Tanzania was formed from the 1964 merging of the mainland Tanganyika and the Indian Ocean island of Zanzibar and is on the East African coast between Kenya and Mozambique. Although it is one of the poorest countries in the world, it has managed to stay relatively clear of internal conflicts in comparison to many other African nations.
In 1962 Tanzania’s first president, Julius Nyerere, questioned the value of Western democracy in Africa and published Ujamaa (Familyhood): The Basis of African Socialism, an essay which highlighted the need for African growth to be based on mutual assistance and economic and political equality. A few years later he issued the ‘Arusha Declaration’ which nationalised factories, plantations, banks and private companies and created cooperative farm villages - instigating self-reliance throughout the country. Due to inefficiency, corruption and resistance, however, Nyerere’s programme did not work and he resigned in 1985. His successors dismantled government control of the economy.

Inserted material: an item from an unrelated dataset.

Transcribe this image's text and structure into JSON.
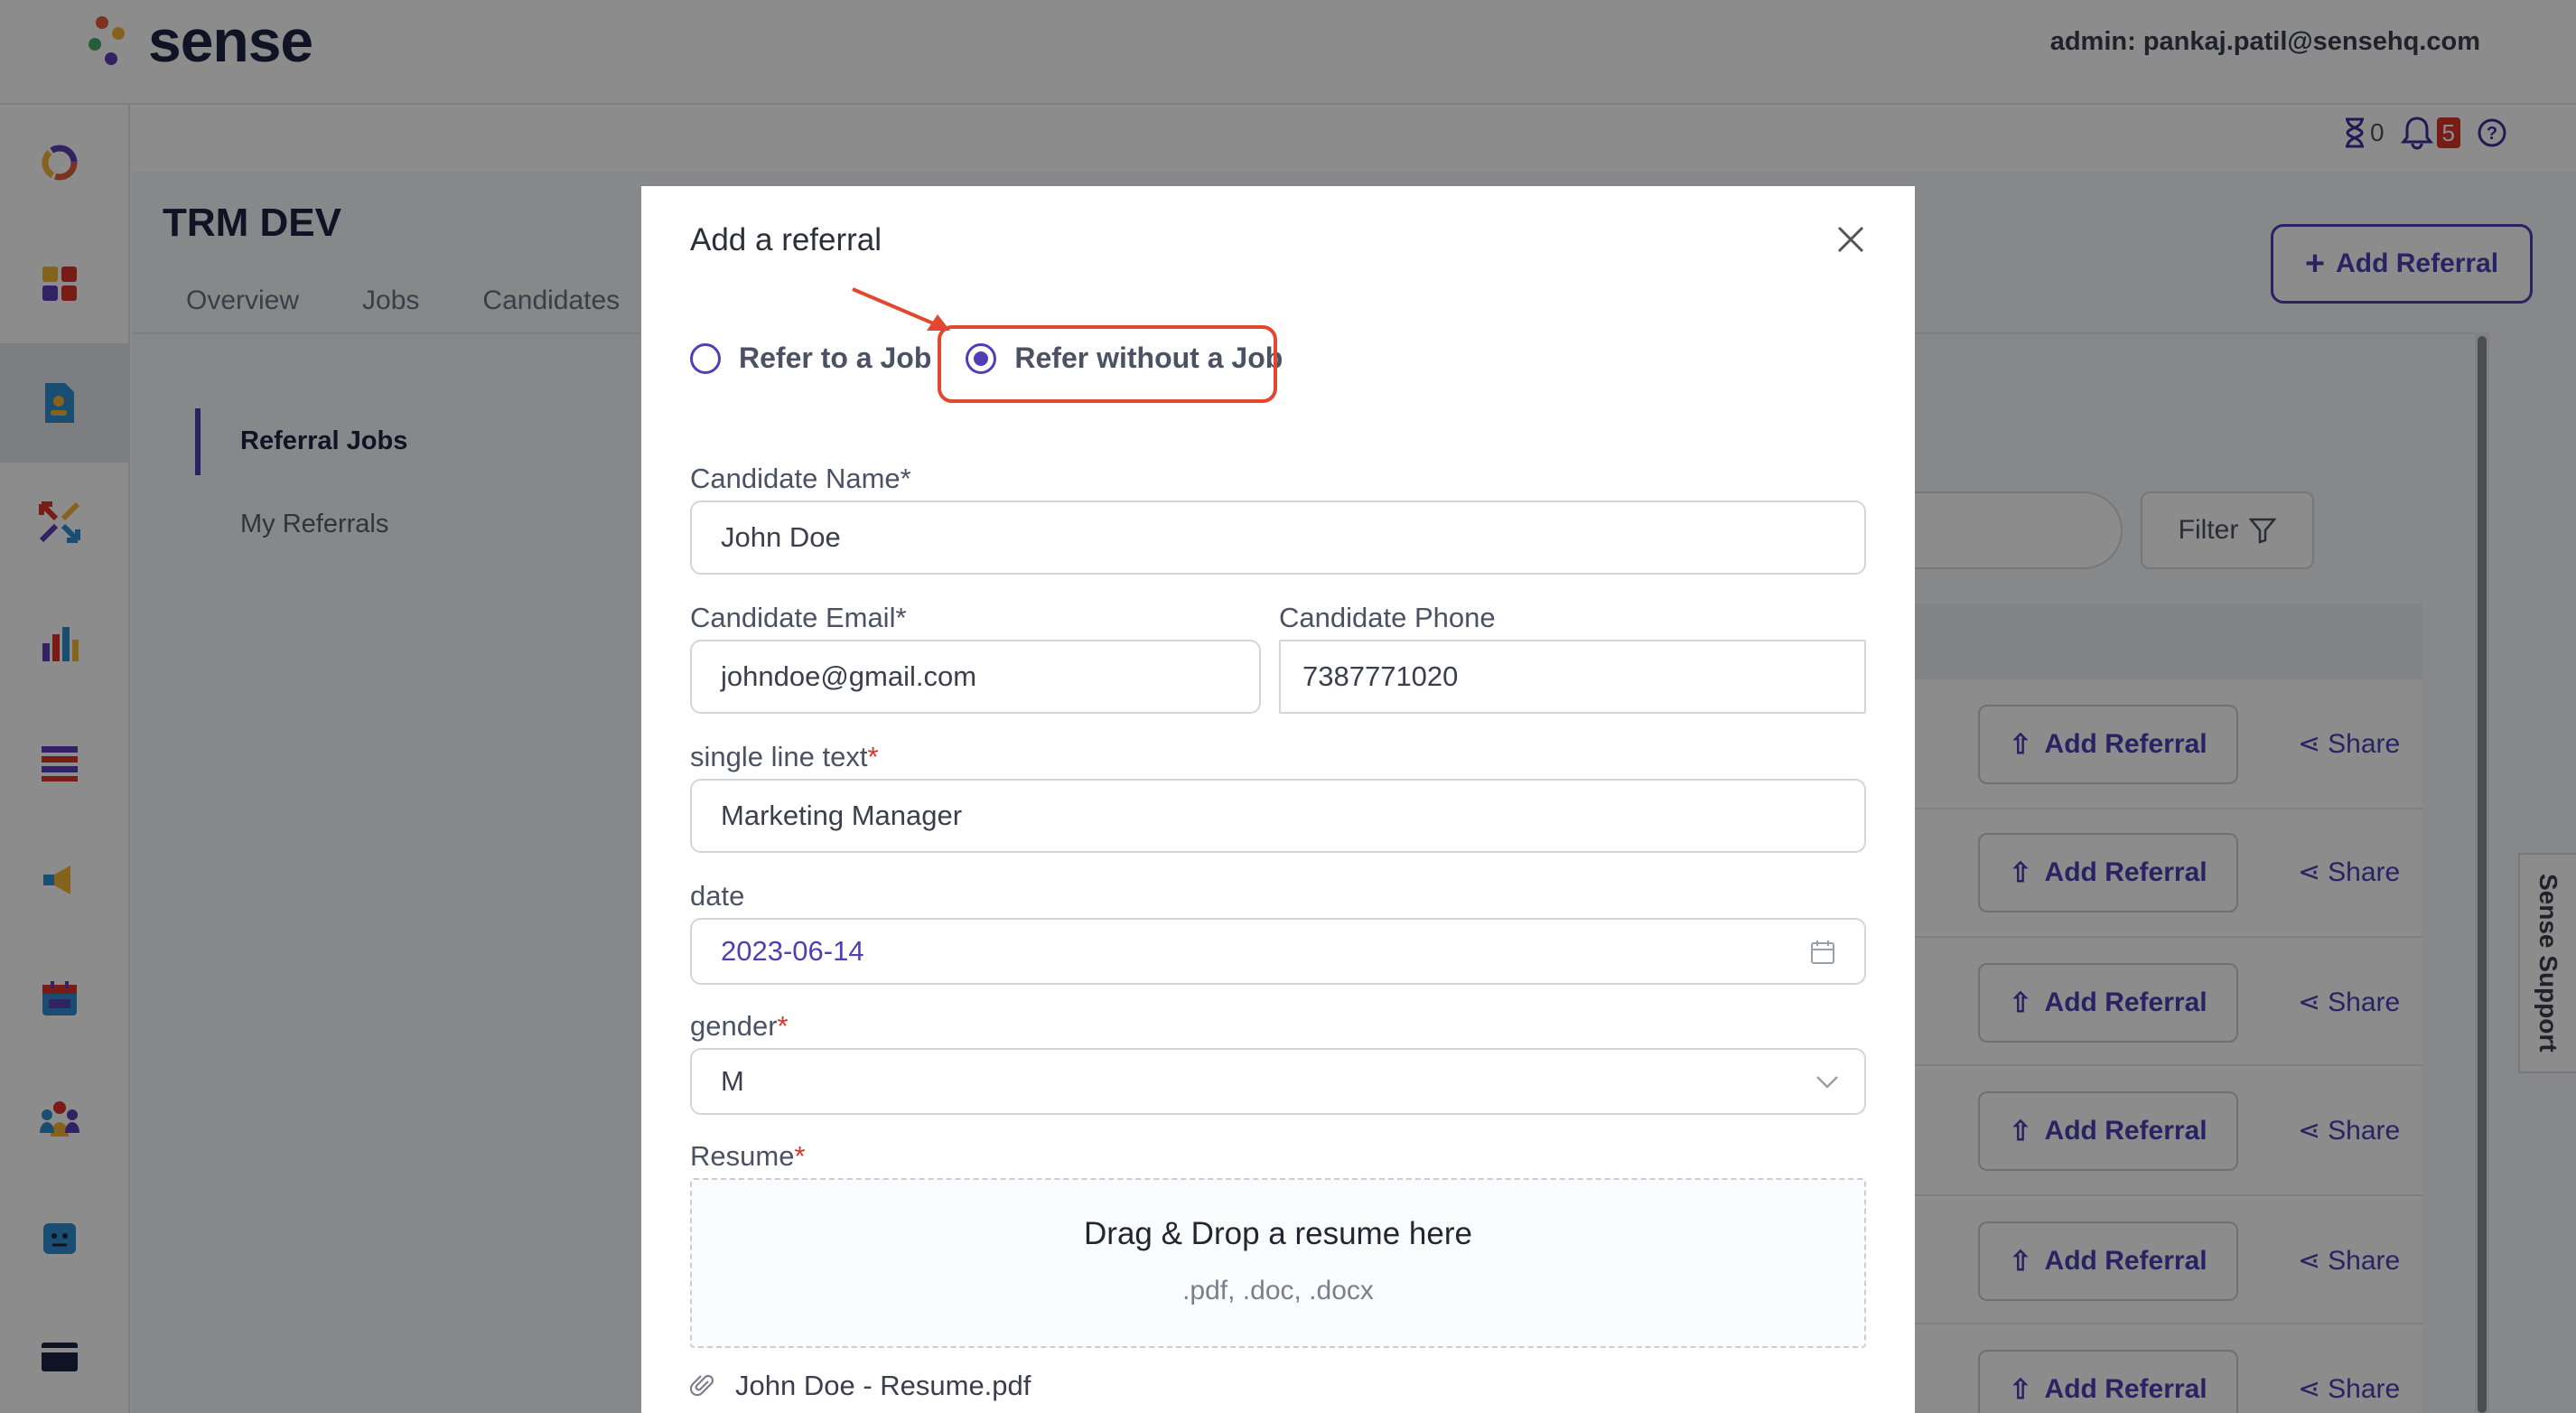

Relying heavily on tourism, visitors are attracted to the country to experience Mt. Kilimanjaro, Africa’s highest mountain, the Serengeti and the many national parks. Known for archaeologist Mary Leakey’s discovery of Australopithecines, it is also one of the oldest inhabited areas on Earth. While 95% of the population is Bantu, consisting of more than 130 tribes; there is also a small mix of Asian, European and Arab settlers. Most Tanzanians learn the language of their tribe first, then Swahili and English.
Tanzania’s culture hosts a variety of unique art, music and literature. The music here ranges from traditional African music, taarb (a string-based instrument), hip-hop, rumba and jazz. The art here is most commonly found in two styles, Tingatinga (popular enamel paintings with animal motifs) and Makonde (modern sculpture). Some popular books related to Tanzania are Paradise by Zanzibari-born Abdulrazak Gurnah’s, An Ice Cream War by William Boyd, Aldan Hartley’s The Zanzibar Chest, Sara Wheeler’s Too Close to the Sun and some well-known writers for the country are Godfrey Mwakikagile, Mohamed Said, George Monblot and Giles Foden.